═════ TASK INPUTS ═════
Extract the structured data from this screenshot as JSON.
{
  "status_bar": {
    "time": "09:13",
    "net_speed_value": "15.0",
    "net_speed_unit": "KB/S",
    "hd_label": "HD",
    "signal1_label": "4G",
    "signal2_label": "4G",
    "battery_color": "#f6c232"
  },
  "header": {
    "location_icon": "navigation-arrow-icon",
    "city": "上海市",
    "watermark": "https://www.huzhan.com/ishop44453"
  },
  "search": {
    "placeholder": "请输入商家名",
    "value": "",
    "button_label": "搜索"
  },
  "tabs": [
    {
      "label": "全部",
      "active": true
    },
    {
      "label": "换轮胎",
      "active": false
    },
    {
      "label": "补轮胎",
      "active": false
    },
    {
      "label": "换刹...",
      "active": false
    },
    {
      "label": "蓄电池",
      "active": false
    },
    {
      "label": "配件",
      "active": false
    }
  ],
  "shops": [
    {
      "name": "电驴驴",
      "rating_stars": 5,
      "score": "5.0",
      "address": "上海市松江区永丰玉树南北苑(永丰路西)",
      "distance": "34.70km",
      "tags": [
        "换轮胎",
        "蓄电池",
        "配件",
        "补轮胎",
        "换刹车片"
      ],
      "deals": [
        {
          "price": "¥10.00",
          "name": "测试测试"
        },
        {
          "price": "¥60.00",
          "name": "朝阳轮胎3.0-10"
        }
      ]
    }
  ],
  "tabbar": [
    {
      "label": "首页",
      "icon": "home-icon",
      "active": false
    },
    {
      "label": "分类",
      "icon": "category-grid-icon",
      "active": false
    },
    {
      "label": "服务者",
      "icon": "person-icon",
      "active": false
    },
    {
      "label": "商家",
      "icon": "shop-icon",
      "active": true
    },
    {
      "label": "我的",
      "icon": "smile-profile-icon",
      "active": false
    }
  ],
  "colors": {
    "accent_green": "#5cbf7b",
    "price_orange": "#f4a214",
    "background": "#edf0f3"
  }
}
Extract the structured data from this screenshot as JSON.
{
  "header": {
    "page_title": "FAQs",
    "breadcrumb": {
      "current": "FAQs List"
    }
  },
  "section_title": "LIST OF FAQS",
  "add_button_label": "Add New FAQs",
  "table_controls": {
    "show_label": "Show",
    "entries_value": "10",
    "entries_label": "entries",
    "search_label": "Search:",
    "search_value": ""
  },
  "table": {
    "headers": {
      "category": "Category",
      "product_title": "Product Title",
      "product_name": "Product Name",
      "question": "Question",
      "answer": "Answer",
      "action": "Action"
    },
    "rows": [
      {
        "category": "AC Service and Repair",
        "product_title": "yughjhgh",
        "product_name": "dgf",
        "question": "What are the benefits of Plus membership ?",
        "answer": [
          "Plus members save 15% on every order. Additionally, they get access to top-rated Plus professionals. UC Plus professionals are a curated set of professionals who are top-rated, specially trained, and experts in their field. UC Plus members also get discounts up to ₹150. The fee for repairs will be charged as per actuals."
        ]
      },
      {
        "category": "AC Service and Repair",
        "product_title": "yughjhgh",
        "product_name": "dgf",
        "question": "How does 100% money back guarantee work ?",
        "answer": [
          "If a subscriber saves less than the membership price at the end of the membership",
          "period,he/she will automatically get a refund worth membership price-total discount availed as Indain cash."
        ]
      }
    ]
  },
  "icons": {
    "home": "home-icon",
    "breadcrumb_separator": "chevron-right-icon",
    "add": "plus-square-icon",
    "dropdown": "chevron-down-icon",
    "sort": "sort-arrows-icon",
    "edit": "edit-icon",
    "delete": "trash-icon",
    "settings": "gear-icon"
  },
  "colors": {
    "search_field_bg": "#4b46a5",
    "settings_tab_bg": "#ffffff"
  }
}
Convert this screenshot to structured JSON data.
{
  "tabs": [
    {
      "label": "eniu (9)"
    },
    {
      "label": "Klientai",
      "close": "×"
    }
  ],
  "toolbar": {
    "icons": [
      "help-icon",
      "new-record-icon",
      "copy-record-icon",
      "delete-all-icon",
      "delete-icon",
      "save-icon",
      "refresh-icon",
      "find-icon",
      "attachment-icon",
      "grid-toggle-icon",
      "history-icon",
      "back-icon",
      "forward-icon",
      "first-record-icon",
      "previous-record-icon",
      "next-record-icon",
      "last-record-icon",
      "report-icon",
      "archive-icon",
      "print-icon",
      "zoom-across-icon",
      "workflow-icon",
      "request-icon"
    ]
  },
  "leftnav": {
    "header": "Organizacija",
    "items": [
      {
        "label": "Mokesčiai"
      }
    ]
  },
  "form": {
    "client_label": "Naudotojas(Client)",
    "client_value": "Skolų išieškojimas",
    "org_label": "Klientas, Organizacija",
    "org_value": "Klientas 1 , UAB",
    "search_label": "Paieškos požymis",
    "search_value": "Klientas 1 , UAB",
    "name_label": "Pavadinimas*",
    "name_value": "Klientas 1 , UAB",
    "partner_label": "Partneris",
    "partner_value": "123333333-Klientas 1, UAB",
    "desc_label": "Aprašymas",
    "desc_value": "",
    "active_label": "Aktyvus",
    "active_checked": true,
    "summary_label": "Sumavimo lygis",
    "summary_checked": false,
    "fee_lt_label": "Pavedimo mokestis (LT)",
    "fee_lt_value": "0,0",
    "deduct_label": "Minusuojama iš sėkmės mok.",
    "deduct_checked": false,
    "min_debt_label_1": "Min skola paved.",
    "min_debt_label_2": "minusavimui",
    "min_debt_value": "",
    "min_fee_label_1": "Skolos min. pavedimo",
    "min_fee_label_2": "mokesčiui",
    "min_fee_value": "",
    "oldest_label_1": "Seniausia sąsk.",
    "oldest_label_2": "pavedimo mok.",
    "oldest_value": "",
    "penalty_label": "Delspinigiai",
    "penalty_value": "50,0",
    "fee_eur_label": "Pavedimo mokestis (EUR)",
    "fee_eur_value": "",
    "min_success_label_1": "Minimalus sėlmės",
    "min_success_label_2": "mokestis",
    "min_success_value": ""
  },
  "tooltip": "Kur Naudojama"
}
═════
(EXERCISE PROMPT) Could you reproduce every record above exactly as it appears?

(OUTPUT OF THE EXERCISE)
Extract the structured data from this screenshot as JSON.
{
  "status_bar": {
    "time": "09:13",
    "net_speed_value": "15.0",
    "net_speed_unit": "KB/S",
    "hd_label": "HD",
    "signal1_label": "4G",
    "signal2_label": "4G",
    "battery_color": "#f6c232"
  },
  "header": {
    "location_icon": "navigation-arrow-icon",
    "city": "上海市",
    "watermark": "https://www.huzhan.com/ishop44453"
  },
  "search": {
    "placeholder": "请输入商家名",
    "value": "",
    "button_label": "搜索"
  },
  "tabs": [
    {
      "label": "全部",
      "active": true
    },
    {
      "label": "换轮胎",
      "active": false
    },
    {
      "label": "补轮胎",
      "active": false
    },
    {
      "label": "换刹...",
      "active": false
    },
    {
      "label": "蓄电池",
      "active": false
    },
    {
      "label": "配件",
      "active": false
    }
  ],
  "shops": [
    {
      "name": "电驴驴",
      "rating_stars": 5,
      "score": "5.0",
      "address": "上海市松江区永丰玉树南北苑(永丰路西)",
      "distance": "34.70km",
      "tags": [
        "换轮胎",
        "蓄电池",
        "配件",
        "补轮胎",
        "换刹车片"
      ],
      "deals": [
        {
          "price": "¥10.00",
          "name": "测试测试"
        },
        {
          "price": "¥60.00",
          "name": "朝阳轮胎3.0-10"
        }
      ]
    }
  ],
  "tabbar": [
    {
      "label": "首页",
      "icon": "home-icon",
      "active": false
    },
    {
      "label": "分类",
      "icon": "category-grid-icon",
      "active": false
    },
    {
      "label": "服务者",
      "icon": "person-icon",
      "active": false
    },
    {
      "label": "商家",
      "icon": "shop-icon",
      "active": true
    },
    {
      "label": "我的",
      "icon": "smile-profile-icon",
      "active": false
    }
  ],
  "colors": {
    "accent_green": "#5cbf7b",
    "price_orange": "#f4a214",
    "background": "#edf0f3"
  }
}
Extract the structured data from this screenshot as JSON.
{
  "header": {
    "page_title": "FAQs",
    "breadcrumb": {
      "current": "FAQs List"
    }
  },
  "section_title": "LIST OF FAQS",
  "add_button_label": "Add New FAQs",
  "table_controls": {
    "show_label": "Show",
    "entries_value": "10",
    "entries_label": "entries",
    "search_label": "Search:",
    "search_value": ""
  },
  "table": {
    "headers": {
      "category": "Category",
      "product_title": "Product Title",
      "product_name": "Product Name",
      "question": "Question",
      "answer": "Answer",
      "action": "Action"
    },
    "rows": [
      {
        "category": "AC Service and Repair",
        "product_title": "yughjhgh",
        "product_name": "dgf",
        "question": "What are the benefits of Plus membership ?",
        "answer": [
          "Plus members save 15% on every order. Additionally, they get access to top-rated Plus professionals. UC Plus professionals are a curated set of professionals who are top-rated, specially trained, and experts in their field. UC Plus members also get discounts up to ₹150. The fee for repairs will be charged as per actuals."
        ]
      },
      {
        "category": "AC Service and Repair",
        "product_title": "yughjhgh",
        "product_name": "dgf",
        "question": "How does 100% money back guarantee work ?",
        "answer": [
          "If a subscriber saves less than the membership price at the end of the membership",
          "period,he/she will automatically get a refund worth membership price-total discount availed as Indain cash."
        ]
      }
    ]
  },
  "icons": {
    "home": "home-icon",
    "breadcrumb_separator": "chevron-right-icon",
    "add": "plus-square-icon",
    "dropdown": "chevron-down-icon",
    "sort": "sort-arrows-icon",
    "edit": "edit-icon",
    "delete": "trash-icon",
    "settings": "gear-icon"
  },
  "colors": {
    "search_field_bg": "#4b46a5",
    "settings_tab_bg": "#ffffff"
  }
}
Convert this screenshot to structured JSON data.
{
  "tabs": [
    {
      "label": "eniu (9)"
    },
    {
      "label": "Klientai",
      "close": "×"
    }
  ],
  "toolbar": {
    "icons": [
      "help-icon",
      "new-record-icon",
      "copy-record-icon",
      "delete-all-icon",
      "delete-icon",
      "save-icon",
      "refresh-icon",
      "find-icon",
      "attachment-icon",
      "grid-toggle-icon",
      "history-icon",
      "back-icon",
      "forward-icon",
      "first-record-icon",
      "previous-record-icon",
      "next-record-icon",
      "last-record-icon",
      "report-icon",
      "archive-icon",
      "print-icon",
      "zoom-across-icon",
      "workflow-icon",
      "request-icon"
    ]
  },
  "leftnav": {
    "header": "Organizacija",
    "items": [
      {
        "label": "Mokesčiai"
      }
    ]
  },
  "form": {
    "client_label": "Naudotojas(Client)",
    "client_value": "Skolų išieškojimas",
    "org_label": "Klientas, Organizacija",
    "org_value": "Klientas 1 , UAB",
    "search_label": "Paieškos požymis",
    "search_value": "Klientas 1 , UAB",
    "name_label": "Pavadinimas*",
    "name_value": "Klientas 1 , UAB",
    "partner_label": "Partneris",
    "partner_value": "123333333-Klientas 1, UAB",
    "desc_label": "Aprašymas",
    "desc_value": "",
    "active_label": "Aktyvus",
    "active_checked": true,
    "summary_label": "Sumavimo lygis",
    "summary_checked": false,
    "fee_lt_label": "Pavedimo mokestis (LT)",
    "fee_lt_value": "0,0",
    "deduct_label": "Minusuojama iš sėkmės mok.",
    "deduct_checked": false,
    "min_debt_label_1": "Min skola paved.",
    "min_debt_label_2": "minusavimui",
    "min_debt_value": "",
    "min_fee_label_1": "Skolos min. pavedimo",
    "min_fee_label_2": "mokesčiui",
    "min_fee_value": "",
    "oldest_label_1": "Seniausia sąsk.",
    "oldest_label_2": "pavedimo mok.",
    "oldest_value": "",
    "penalty_label": "Delspinigiai",
    "penalty_value": "50,0",
    "fee_eur_label": "Pavedimo mokestis (EUR)",
    "fee_eur_value": "",
    "min_success_label_1": "Minimalus sėlmės",
    "min_success_label_2": "mokestis",
    "min_success_value": ""
  },
  "tooltip": "Kur Naudojama"
}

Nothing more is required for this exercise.